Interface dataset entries
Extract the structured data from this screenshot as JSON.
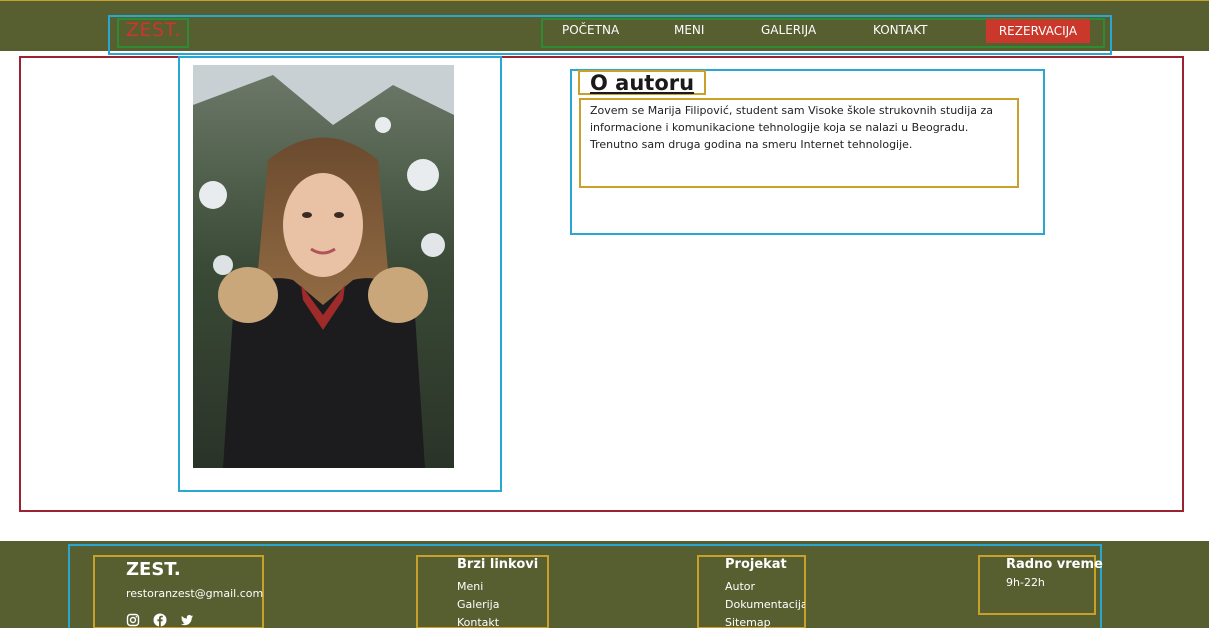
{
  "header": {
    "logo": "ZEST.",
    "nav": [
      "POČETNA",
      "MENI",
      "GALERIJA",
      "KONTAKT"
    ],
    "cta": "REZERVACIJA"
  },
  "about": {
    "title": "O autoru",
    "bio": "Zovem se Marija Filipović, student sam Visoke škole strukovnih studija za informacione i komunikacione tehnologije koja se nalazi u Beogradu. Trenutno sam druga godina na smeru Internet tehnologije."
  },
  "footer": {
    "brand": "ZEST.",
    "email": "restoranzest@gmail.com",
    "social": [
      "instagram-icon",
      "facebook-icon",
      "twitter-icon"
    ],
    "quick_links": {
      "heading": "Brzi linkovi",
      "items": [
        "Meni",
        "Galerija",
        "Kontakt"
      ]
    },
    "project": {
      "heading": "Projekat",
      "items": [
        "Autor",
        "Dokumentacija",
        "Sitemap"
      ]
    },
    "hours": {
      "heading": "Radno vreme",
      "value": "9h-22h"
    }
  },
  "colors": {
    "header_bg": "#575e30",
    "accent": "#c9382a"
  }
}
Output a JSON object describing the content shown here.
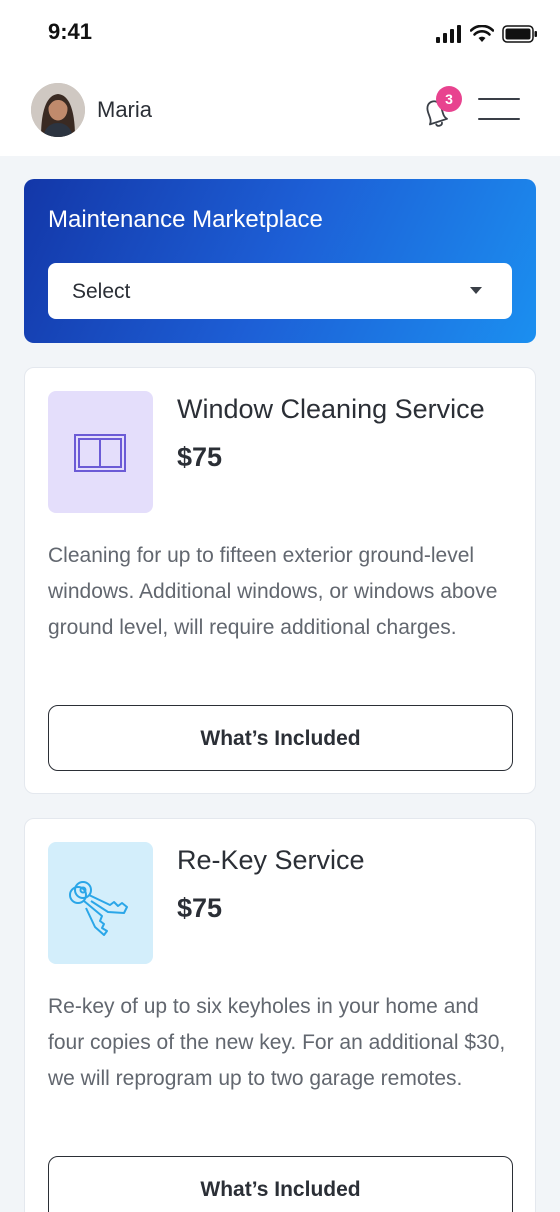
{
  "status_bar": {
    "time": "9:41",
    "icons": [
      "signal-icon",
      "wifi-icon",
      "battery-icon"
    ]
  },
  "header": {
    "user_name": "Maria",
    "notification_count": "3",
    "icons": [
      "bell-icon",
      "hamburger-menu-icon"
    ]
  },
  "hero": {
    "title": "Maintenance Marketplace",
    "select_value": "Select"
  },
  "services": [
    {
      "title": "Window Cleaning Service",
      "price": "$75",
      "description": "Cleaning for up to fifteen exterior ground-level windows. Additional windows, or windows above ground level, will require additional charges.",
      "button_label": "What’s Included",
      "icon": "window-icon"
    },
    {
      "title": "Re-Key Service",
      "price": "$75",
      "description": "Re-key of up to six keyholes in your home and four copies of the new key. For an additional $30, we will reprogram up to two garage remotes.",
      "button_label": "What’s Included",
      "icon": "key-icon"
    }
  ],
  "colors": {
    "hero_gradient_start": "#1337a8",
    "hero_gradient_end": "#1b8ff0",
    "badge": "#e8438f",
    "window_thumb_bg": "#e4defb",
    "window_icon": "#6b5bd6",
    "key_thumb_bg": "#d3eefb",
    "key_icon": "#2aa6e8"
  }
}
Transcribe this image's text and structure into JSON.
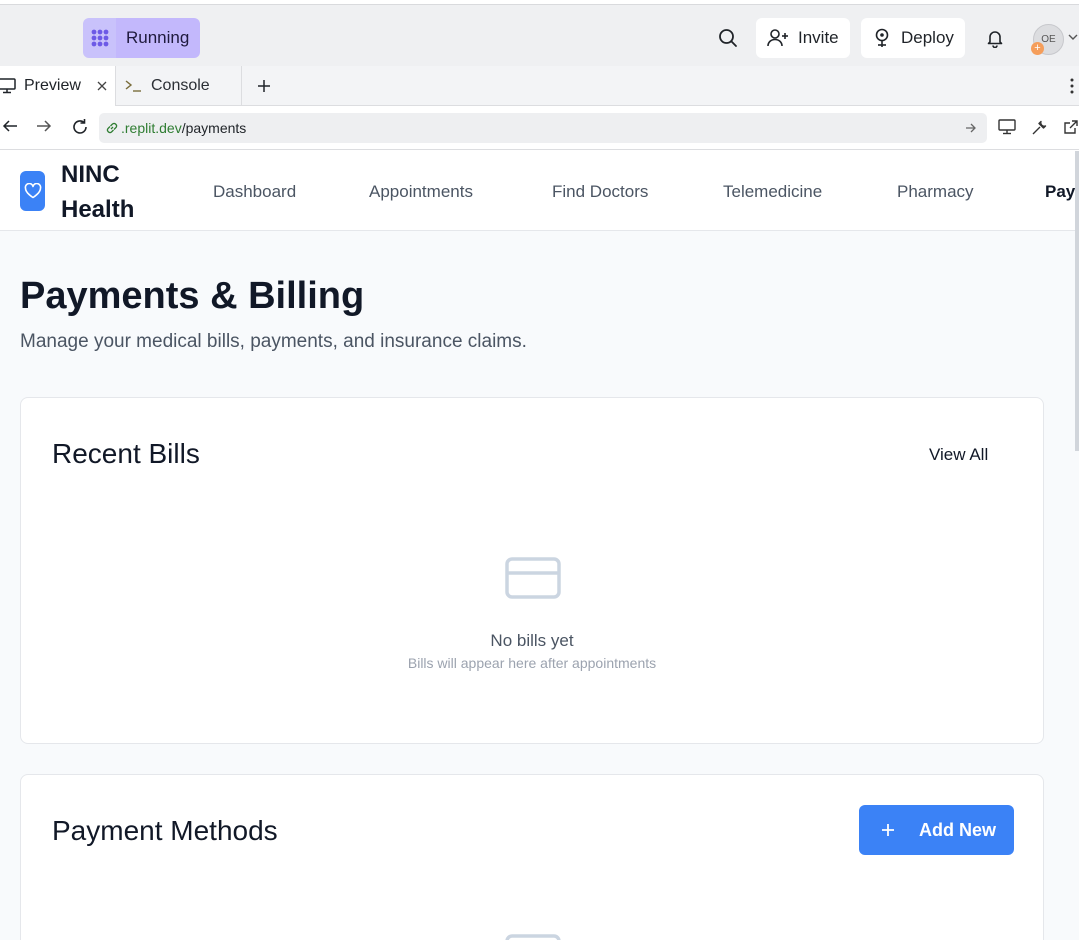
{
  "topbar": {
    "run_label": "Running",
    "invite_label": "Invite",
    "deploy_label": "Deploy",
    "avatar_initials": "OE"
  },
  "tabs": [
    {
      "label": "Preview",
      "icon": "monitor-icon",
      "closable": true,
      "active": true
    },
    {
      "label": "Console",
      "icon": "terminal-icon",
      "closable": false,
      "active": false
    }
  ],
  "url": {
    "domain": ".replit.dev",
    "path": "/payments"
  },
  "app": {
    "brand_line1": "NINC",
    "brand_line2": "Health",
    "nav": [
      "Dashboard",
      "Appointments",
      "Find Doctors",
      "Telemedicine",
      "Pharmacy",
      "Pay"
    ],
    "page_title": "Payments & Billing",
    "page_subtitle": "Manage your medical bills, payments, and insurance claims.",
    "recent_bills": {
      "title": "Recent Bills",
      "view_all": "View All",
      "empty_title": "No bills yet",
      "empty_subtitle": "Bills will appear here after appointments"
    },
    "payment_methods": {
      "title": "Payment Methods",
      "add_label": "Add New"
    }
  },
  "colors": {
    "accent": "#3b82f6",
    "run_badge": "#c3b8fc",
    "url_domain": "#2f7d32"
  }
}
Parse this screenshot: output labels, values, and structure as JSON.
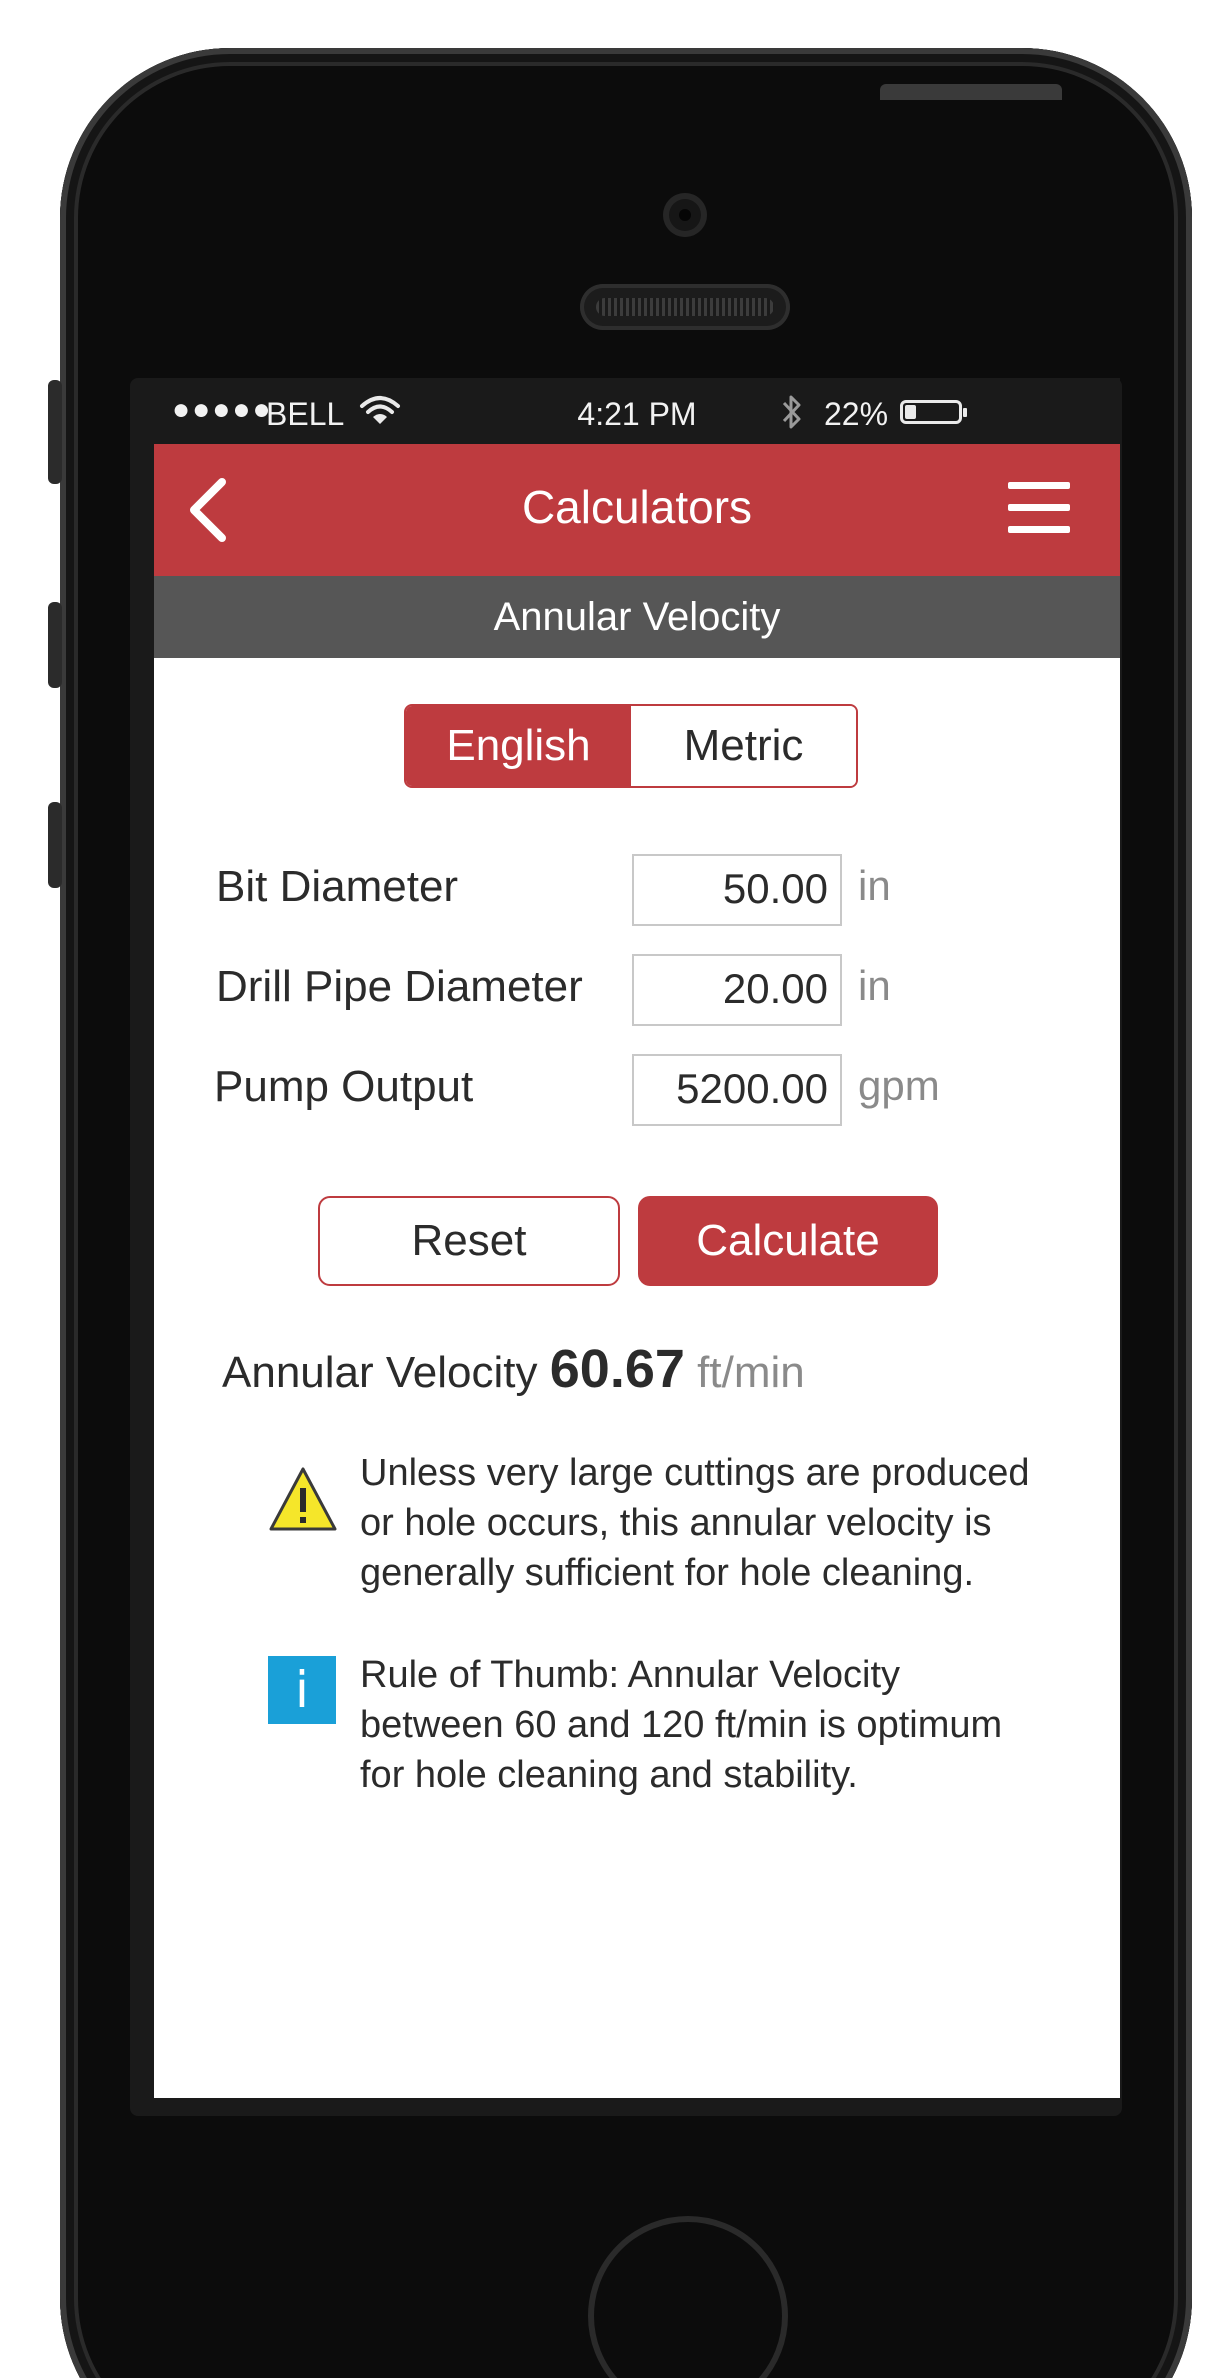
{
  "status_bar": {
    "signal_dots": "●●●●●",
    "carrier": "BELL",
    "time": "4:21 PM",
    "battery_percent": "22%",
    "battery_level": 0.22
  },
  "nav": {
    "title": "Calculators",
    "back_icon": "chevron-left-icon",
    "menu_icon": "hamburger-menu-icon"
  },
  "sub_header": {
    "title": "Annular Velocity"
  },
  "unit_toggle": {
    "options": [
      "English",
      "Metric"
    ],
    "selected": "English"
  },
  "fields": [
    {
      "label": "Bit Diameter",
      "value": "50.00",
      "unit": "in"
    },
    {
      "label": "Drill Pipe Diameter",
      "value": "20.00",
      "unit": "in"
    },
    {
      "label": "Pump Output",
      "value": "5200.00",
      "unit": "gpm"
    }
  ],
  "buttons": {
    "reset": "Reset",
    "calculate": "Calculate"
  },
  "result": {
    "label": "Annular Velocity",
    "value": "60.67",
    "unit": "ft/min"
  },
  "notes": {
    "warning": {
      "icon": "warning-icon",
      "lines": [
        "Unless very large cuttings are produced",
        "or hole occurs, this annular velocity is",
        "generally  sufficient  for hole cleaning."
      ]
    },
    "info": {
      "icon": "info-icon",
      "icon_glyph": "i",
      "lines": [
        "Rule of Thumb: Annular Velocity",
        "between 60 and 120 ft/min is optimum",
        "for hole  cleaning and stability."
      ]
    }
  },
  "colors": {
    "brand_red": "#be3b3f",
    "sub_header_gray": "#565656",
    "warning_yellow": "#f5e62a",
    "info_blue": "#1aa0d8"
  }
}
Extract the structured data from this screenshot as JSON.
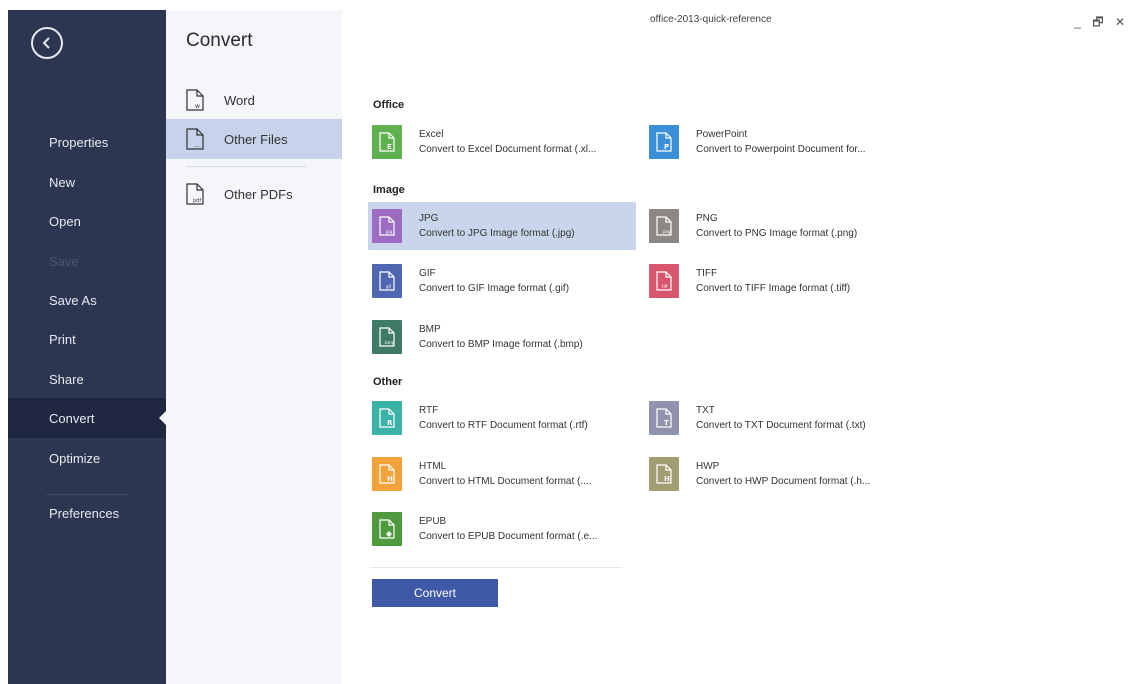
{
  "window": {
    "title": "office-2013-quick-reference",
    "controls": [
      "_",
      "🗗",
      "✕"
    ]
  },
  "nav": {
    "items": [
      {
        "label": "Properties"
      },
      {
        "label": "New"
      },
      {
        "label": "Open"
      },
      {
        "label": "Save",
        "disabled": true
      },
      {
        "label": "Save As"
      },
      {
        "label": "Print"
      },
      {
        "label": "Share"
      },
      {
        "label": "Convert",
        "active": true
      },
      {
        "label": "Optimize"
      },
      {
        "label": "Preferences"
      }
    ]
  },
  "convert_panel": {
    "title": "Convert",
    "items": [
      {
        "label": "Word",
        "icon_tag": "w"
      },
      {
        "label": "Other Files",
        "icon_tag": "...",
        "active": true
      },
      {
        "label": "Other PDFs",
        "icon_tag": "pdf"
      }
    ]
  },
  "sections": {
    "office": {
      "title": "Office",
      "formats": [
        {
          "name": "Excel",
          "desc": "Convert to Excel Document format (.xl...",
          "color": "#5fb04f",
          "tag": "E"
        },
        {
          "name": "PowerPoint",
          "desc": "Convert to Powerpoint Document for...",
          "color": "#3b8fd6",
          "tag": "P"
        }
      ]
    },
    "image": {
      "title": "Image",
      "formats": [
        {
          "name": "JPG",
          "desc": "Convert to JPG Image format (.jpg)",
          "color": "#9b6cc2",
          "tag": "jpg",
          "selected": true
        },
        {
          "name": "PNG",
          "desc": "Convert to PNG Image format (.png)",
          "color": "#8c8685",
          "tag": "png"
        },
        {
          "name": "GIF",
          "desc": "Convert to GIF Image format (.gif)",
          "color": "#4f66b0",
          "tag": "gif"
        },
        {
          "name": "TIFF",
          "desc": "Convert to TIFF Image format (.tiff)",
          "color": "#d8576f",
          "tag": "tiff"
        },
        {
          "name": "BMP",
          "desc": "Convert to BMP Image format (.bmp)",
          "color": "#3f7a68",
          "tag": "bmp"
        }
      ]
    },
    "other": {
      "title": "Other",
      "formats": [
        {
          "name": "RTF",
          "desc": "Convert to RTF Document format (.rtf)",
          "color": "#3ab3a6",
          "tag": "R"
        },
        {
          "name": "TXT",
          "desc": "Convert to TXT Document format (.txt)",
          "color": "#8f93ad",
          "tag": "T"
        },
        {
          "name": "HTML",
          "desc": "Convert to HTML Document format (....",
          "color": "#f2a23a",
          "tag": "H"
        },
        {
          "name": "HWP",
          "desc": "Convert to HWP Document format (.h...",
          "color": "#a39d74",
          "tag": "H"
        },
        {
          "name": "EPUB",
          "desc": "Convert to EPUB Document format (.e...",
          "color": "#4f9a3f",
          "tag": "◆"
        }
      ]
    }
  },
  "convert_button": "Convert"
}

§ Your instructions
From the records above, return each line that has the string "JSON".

§ Problem solution
Extract the structured data from this screenshot as JSON.
Output a JSON object describing the content shown here.
Transcribe this image's text and structure into JSON.
Parse this screenshot: output labels, values, and structure as JSON.
Extract the structured data from this screenshot as JSON.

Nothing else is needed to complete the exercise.